Dataset rows for apps and sites:

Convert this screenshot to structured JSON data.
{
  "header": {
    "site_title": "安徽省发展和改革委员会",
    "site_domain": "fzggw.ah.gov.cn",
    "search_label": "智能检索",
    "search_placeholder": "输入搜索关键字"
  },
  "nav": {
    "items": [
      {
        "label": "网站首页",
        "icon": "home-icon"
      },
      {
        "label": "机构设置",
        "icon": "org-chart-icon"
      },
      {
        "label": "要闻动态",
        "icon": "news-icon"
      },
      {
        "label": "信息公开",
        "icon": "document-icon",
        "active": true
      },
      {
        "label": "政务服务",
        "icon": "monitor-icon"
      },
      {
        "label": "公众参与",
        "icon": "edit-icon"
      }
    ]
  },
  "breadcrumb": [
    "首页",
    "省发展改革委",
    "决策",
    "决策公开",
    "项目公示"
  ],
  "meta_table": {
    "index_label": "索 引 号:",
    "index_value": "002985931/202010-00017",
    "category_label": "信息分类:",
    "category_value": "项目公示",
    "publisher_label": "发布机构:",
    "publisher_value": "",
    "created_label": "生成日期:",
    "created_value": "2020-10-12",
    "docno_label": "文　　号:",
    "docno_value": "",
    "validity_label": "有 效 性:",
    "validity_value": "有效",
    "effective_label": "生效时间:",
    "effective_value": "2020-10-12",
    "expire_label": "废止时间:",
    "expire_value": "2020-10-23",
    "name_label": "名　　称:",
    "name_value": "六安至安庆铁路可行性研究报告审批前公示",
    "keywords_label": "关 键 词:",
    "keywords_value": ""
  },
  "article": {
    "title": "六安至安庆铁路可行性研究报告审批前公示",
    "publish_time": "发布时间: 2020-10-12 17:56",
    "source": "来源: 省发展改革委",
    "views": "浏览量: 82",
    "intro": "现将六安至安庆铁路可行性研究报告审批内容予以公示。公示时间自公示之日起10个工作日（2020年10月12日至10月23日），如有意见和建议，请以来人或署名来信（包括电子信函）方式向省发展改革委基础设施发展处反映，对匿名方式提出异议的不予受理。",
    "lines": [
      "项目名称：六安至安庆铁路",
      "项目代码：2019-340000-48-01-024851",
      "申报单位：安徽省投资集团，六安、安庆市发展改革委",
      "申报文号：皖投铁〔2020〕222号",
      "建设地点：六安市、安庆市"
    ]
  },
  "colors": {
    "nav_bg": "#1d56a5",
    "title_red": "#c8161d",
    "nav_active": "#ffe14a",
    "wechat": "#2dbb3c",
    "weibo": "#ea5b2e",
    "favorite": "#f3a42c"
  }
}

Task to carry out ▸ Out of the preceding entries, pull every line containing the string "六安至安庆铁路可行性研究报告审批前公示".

Your solution ▸
    "name_value": "六安至安庆铁路可行性研究报告审批前公示",
    "title": "六安至安庆铁路可行性研究报告审批前公示",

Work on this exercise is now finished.